Paternal migration, maternal autonomy and child health in Mexico
Earlier research suggest that mothers are more child-oriented than fathers. Therefore, in the absence of fathers, mothers may use their increased autonomy to redirect household resources to their children. Since mothers who head their own households may differ from those who do not, I control for maternal selectivity by studying the behavior of women in communities with high rates of male migration. This research addresses two issues: whether there are gains in maternal autonomy associated with male migration, and whether such gains result in better child health. Survey and ethnographic data collected in a small Mexican rural community with high rates of male out-migration are used to answer the first question. To address the second one, I study differences in duration of breast feeding, timing of vaccinations, and food allocations between children of migrant and non-migrant fathers. Simultaneous equations techniques and fixed-effects procedures are used at the community and household levels to test the hypothesis that in the absence of fathers, children receive more health-related resources. The data used to address the second question were collected in 5 neighboring communities, including the small village used to study gains in maternal autonomy. The results indicate that mothers do gain some autonomy in the use of household resources as a result of male migration, and that those gains are enduring. However, such autonomy does not result in enhanced allocation of health-related resources to children. ^

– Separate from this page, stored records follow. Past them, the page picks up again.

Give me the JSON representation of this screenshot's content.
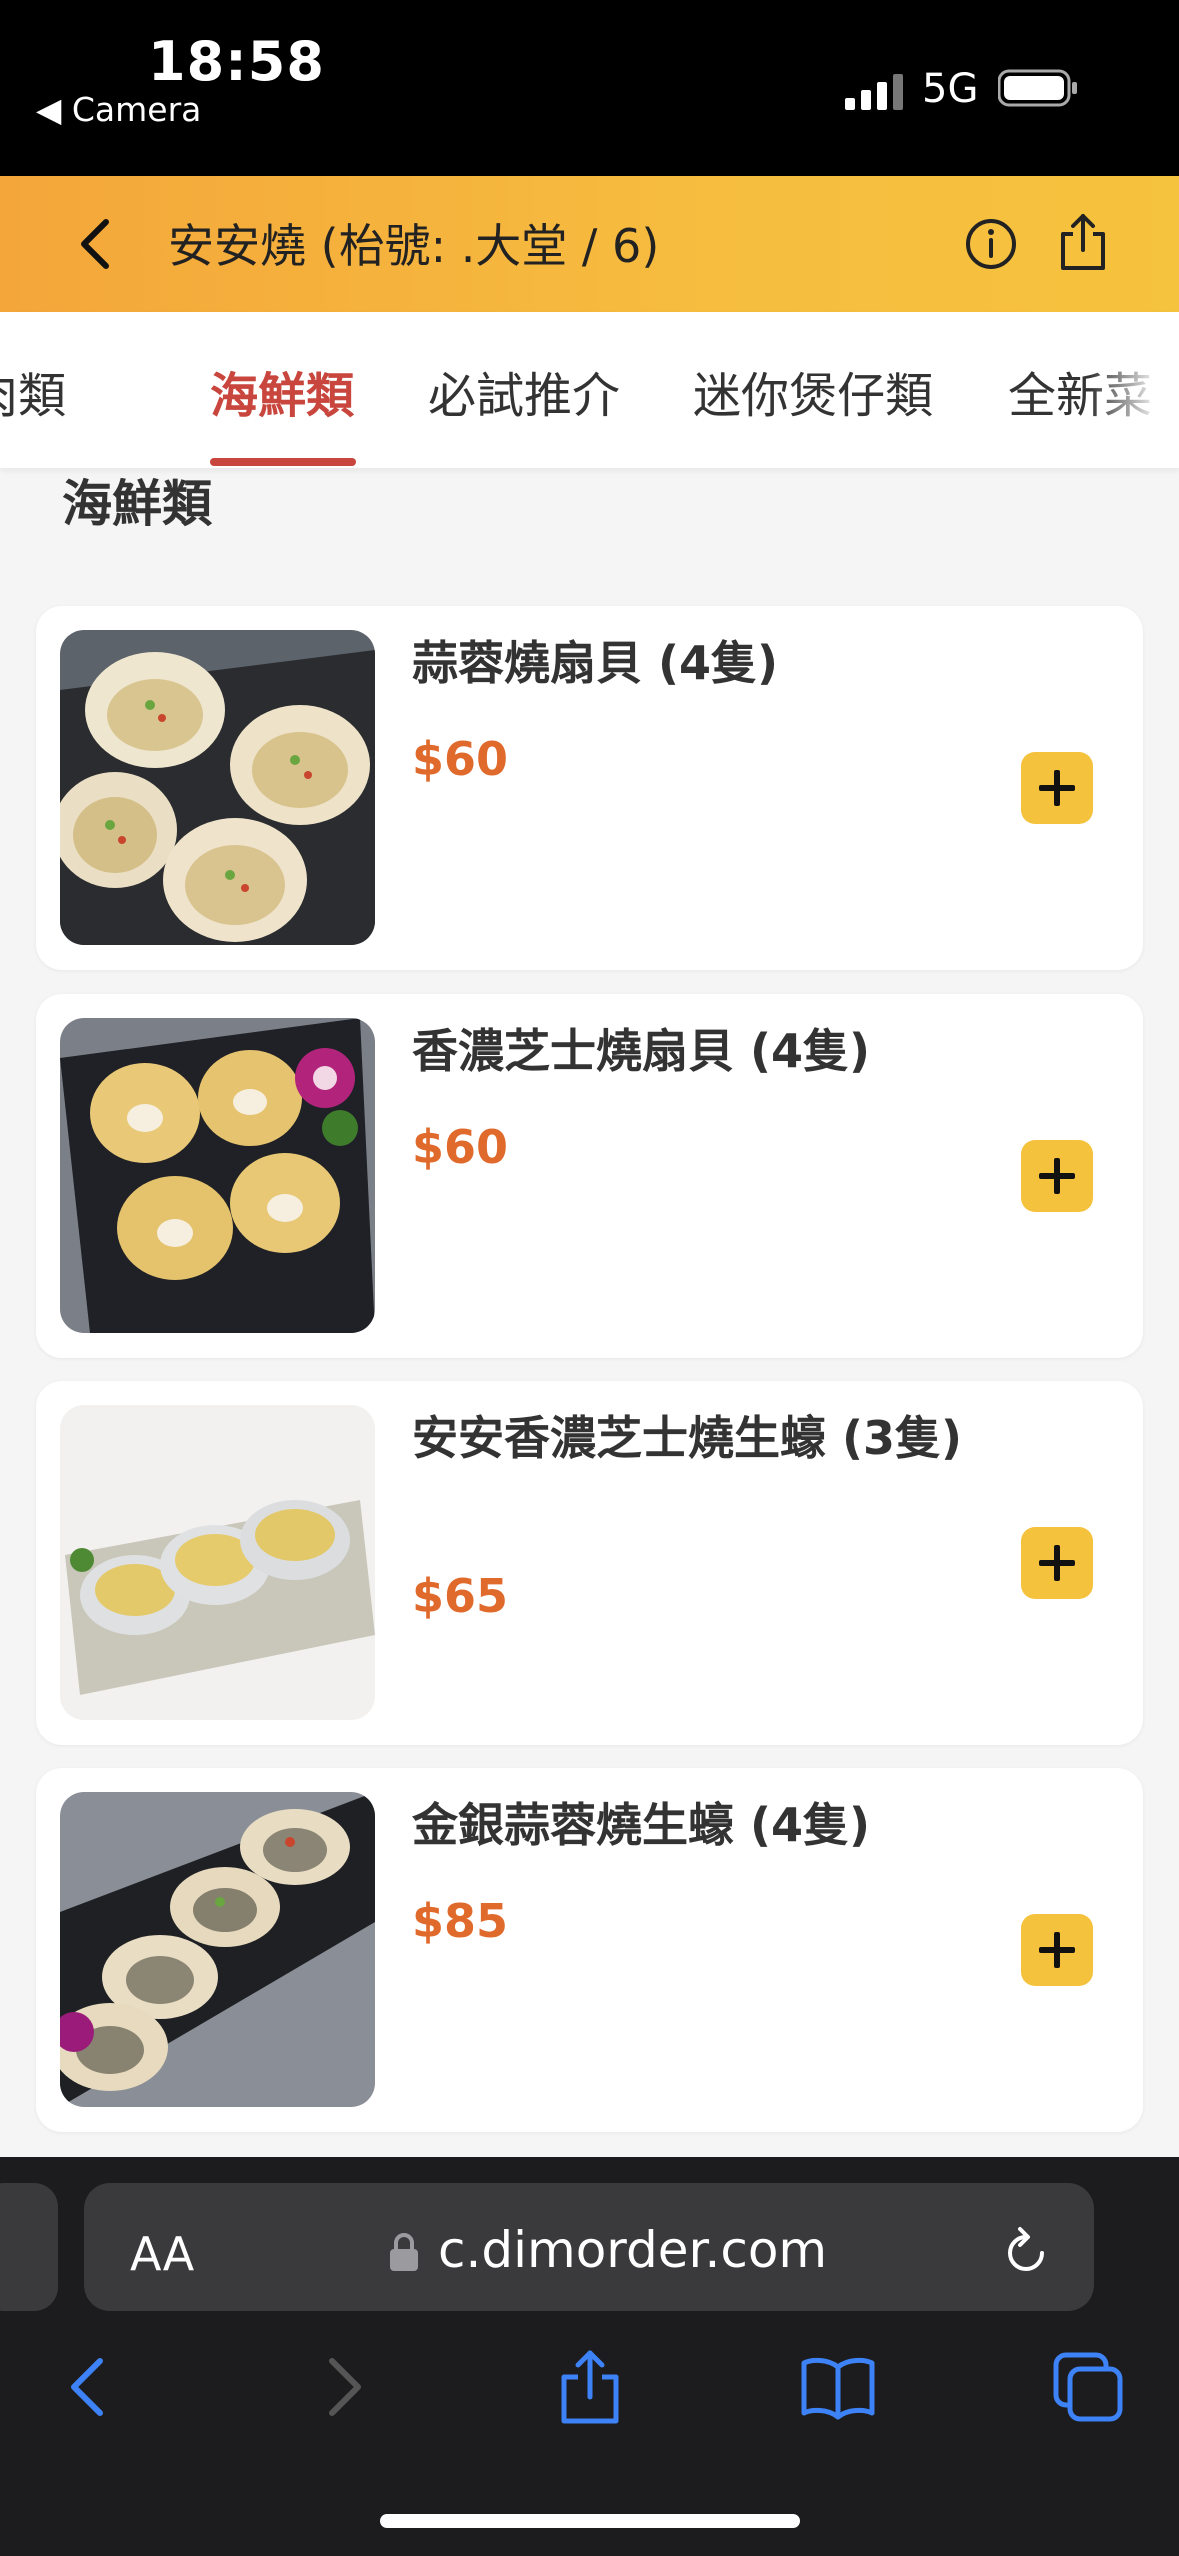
{
  "status": {
    "time": "18:58",
    "back_app": "◀ Camera",
    "network": "5G"
  },
  "header": {
    "title": "安安燒 (枱號: .大堂 / 6)"
  },
  "tabs": [
    {
      "label": "肉類"
    },
    {
      "label": "海鮮類",
      "active": true
    },
    {
      "label": "必試推介"
    },
    {
      "label": "迷你煲仔類"
    },
    {
      "label": "全新菜"
    }
  ],
  "section": {
    "title": "海鮮類"
  },
  "items": [
    {
      "name": "蒜蓉燒扇貝 (4隻)",
      "price": "$60"
    },
    {
      "name": "香濃芝士燒扇貝 (4隻)",
      "price": "$60"
    },
    {
      "name": "安安香濃芝士燒生蠔 (3隻)",
      "price": "$65"
    },
    {
      "name": "金銀蒜蓉燒生蠔 (4隻)",
      "price": "$85"
    }
  ],
  "browser": {
    "text_size": "AA",
    "url": "c.dimorder.com"
  },
  "colors": {
    "accent": "#c8463d",
    "price": "#e06a2c",
    "add_button": "#f5c23d",
    "header": "#f6bd3f"
  }
}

Women's Studies|Sociology, Individual and Family Studies|Sociology, Public and Social Welfare|Sociology, Demography
Leticia Esther Fernandez,
"Paternal migration, maternal autonomy and child health in Mexico"
(January 1, 1997).
Dissertations available from ProQuest.